High-minded ideals and the day-to-day business of maintaining the world’s superpower may seem antithetical. Yet this is the balancing act at the heart of Obama’s mandate.
Obama’s balking at strategy is worrisome enough. But even more dangerous might be a tendency to build a strategy that merely reacts to a wave of moral outrage – a wave that may pass much more quickly than the difficulties on the ground.
Obama’s original plan was to end the wars, focus on strengthening America’s economy, and rebuild broken consensus abroad. Those plans, however, have been overturned by a whorl of dramatic events.
The US is bombing not only in Iraq, but also in Syria, where they hope to lead a coalition that will destroy the Islamic States. How the US labels the enemy may indicate the strategy America intends to follow.
Draghing Europe out of recession
The current ECB president, Mario Draghi, has been credited with pulling the eurozone away from the brink of disaster. Many, however, still wonder if his office has the wherewithal to drag Europe back to economic vigor.
The ECB has been slow in responding to the financial crisis that has persisted for years. Its most recent policy package is an important step in accommodating the eventual economic recovery in the eurozone.
It would be mistaken to view the rise of the Islamic State as simply a barbaric aberration. The sophistication and efficacy of their recent conquests will require the West to examine the political spectrum with new prisms.
Long beset by internal divisions, Ukraine is now struggling against a military invasion by Russia that has forced a frozen conflict and caught the West unprepared. What happens there will inevitably dictate Europe’s course in the 21st century.
As the recent slowdown shows, Europe’s economy is very much contingent on how Germany decides to deal with its specific economic issues. Expansionary policies are still mistrusted and a trade surplus might become cause for concern.
Does doing things differently mean doing them better? Not always, but in Germany’s case, what sets them apart is an important factor in keeping ahead of the competition.
Is it worth knocking on Europe’s migration door? Funds have been set up, but they are not working as well as they should. A new, more efficient approach to processing immigrants is required.
When international trade rationale exceeds our comprehension of local produce and domestic consumption, it can lead to a bitter flavored morsel that’s at best hard to digest.
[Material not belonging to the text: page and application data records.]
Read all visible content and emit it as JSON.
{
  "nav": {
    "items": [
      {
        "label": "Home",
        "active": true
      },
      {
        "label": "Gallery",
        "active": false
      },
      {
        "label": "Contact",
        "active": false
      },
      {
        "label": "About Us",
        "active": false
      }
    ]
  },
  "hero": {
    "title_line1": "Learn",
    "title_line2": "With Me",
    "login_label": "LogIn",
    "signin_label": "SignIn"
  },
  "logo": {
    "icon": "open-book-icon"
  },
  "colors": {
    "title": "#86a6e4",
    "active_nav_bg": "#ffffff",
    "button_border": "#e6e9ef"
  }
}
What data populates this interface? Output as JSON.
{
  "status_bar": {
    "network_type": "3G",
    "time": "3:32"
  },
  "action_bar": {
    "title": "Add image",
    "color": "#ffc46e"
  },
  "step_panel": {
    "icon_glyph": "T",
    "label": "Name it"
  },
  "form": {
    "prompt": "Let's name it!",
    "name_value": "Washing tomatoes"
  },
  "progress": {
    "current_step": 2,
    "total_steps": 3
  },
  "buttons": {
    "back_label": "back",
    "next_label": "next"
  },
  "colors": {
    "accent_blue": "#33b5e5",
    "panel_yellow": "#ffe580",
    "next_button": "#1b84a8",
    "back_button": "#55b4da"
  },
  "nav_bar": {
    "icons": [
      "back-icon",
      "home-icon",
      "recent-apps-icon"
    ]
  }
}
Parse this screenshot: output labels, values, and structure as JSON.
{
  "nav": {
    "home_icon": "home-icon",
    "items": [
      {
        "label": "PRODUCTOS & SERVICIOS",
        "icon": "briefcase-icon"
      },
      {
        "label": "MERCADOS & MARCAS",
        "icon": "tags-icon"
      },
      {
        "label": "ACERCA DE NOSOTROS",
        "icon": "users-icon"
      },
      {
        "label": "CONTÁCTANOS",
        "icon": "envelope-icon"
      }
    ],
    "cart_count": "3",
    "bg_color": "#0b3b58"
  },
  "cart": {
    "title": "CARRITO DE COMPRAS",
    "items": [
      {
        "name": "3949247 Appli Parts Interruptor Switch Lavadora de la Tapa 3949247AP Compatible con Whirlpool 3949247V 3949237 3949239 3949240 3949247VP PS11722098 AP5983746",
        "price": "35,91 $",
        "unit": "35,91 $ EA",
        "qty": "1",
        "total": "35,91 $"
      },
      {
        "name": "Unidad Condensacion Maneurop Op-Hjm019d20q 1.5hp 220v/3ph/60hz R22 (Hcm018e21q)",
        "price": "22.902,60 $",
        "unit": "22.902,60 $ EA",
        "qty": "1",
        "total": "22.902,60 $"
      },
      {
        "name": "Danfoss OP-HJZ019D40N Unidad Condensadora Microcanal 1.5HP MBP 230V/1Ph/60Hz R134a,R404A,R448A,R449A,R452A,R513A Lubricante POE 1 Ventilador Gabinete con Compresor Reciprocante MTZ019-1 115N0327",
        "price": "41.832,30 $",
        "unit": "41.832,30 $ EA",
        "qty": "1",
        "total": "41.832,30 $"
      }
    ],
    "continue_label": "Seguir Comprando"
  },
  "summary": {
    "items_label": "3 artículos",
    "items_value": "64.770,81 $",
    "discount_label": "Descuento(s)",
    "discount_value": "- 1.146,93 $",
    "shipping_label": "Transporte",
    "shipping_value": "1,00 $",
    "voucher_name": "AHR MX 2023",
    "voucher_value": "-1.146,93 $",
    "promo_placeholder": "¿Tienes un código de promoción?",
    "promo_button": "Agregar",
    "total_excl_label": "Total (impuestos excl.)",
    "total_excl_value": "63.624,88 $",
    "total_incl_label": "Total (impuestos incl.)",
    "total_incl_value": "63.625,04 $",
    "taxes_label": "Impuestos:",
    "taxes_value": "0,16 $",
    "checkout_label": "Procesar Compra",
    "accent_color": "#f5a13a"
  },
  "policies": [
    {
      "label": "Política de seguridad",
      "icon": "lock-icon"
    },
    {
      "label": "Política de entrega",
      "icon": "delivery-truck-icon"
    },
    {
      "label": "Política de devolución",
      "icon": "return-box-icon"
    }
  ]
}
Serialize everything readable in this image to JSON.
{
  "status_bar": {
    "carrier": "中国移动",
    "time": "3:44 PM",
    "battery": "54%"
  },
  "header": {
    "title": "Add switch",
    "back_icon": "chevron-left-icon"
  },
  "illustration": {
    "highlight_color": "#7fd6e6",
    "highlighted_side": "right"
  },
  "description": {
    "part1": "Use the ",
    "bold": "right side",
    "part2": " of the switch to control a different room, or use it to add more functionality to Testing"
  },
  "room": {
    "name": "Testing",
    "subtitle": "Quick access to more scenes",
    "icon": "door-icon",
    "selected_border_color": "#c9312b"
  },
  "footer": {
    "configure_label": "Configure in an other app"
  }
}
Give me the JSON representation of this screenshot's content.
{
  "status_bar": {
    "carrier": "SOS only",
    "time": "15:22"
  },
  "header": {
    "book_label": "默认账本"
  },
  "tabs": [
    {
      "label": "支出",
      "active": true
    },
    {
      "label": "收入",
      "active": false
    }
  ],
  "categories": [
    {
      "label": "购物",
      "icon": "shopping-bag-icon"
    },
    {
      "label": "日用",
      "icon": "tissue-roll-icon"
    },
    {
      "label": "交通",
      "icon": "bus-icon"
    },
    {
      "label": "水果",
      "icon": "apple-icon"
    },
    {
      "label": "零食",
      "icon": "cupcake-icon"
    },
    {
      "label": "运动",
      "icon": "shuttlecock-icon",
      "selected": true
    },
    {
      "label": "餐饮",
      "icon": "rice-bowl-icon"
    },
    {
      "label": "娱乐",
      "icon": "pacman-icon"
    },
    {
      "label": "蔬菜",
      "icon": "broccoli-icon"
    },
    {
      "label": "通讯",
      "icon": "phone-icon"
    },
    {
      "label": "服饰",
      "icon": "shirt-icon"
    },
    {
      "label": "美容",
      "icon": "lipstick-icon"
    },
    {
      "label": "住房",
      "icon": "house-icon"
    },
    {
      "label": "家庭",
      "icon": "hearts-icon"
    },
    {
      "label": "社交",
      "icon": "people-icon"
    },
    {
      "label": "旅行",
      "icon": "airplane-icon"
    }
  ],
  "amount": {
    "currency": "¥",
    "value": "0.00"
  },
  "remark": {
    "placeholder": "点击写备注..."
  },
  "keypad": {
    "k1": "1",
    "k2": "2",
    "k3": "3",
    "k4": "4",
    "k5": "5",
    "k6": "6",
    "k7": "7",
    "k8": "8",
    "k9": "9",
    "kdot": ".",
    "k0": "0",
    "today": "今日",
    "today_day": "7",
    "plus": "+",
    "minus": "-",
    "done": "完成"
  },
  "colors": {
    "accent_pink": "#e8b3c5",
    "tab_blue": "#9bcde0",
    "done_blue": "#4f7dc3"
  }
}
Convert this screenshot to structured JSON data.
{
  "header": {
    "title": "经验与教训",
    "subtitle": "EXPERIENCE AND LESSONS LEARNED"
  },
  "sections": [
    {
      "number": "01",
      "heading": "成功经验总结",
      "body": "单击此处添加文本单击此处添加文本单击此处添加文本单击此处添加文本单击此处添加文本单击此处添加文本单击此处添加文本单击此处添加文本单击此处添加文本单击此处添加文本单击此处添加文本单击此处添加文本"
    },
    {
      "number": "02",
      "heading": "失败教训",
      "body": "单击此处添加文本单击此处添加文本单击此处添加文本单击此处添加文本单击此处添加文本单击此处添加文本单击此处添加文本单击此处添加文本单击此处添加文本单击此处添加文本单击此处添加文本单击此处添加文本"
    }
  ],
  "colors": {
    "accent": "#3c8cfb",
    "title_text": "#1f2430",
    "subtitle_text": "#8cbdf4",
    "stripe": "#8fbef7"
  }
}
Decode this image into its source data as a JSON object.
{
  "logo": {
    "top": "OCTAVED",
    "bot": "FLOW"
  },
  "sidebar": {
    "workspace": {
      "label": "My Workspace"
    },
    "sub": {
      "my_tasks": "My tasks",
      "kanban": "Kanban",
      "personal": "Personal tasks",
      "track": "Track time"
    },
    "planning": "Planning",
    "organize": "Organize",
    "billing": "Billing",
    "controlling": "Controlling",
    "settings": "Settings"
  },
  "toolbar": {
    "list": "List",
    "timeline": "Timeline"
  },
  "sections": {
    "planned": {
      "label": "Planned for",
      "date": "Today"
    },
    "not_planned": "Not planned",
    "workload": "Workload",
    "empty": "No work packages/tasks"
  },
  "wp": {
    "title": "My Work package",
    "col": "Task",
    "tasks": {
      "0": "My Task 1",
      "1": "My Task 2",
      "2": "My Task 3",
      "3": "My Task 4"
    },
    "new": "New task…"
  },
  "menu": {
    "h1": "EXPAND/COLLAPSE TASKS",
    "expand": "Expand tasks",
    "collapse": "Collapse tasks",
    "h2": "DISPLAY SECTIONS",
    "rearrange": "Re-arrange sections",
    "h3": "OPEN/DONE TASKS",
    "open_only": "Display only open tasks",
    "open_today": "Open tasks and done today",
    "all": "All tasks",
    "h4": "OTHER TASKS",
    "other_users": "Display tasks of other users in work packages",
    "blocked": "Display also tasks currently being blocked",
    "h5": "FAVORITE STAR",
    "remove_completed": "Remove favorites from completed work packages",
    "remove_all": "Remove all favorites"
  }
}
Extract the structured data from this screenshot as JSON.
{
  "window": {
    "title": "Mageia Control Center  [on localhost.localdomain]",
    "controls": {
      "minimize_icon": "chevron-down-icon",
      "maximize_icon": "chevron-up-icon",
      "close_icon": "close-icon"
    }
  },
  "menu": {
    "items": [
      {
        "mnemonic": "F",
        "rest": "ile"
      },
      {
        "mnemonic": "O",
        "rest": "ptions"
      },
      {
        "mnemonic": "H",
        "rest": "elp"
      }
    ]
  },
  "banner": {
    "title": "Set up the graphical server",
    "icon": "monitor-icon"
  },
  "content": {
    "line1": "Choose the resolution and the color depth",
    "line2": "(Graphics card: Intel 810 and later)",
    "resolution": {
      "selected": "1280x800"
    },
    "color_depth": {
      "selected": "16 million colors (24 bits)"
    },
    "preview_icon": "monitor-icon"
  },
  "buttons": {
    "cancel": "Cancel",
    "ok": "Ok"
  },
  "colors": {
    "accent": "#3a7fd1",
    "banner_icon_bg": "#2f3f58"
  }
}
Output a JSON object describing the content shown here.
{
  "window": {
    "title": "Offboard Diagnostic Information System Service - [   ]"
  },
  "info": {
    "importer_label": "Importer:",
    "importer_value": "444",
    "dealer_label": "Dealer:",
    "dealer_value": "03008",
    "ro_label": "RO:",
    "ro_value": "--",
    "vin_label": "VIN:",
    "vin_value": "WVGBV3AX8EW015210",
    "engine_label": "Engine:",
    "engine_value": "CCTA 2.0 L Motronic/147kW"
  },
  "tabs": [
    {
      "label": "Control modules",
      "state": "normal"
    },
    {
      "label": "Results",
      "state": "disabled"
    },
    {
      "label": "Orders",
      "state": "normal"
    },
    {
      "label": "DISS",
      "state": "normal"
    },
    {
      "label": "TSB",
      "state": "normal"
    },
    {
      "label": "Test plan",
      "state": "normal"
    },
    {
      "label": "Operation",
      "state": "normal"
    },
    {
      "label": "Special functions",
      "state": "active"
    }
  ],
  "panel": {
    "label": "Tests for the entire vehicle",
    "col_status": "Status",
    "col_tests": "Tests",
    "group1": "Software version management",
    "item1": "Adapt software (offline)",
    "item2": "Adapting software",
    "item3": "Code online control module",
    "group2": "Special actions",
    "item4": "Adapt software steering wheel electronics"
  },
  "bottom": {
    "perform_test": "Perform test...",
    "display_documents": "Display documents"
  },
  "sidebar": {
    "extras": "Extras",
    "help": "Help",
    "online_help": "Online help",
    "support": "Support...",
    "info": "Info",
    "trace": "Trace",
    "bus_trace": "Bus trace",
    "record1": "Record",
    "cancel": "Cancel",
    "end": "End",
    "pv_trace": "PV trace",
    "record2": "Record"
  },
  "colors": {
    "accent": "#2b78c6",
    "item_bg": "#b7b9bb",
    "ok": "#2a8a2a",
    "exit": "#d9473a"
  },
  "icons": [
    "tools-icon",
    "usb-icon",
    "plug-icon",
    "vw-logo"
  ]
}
Hong Kong is stirring again, its citizens calling for freer elections. As the Occupy Central movement draws attention to their wishes in as peaceful a manner as possible, they recall decades of tension with the mainland.
A strategic partnership is unfolding between Myanmar and Japan. As a counterweight to overdependence on its massive neighbor, Yangon has looked to Japan for much-needed investment in its impoverished economy.
With Sunni Arab nations now helping the US to bomb Islamic State forces in Syria, the Middle East is bracing for a protracted war. Given their widespread support among jihadis, the IS will not be easy to destroy.
If we are to combat global warming, shifting energy systems towards carbon neutral technologies will be essential. Carbon capture and storage can help reach international goals.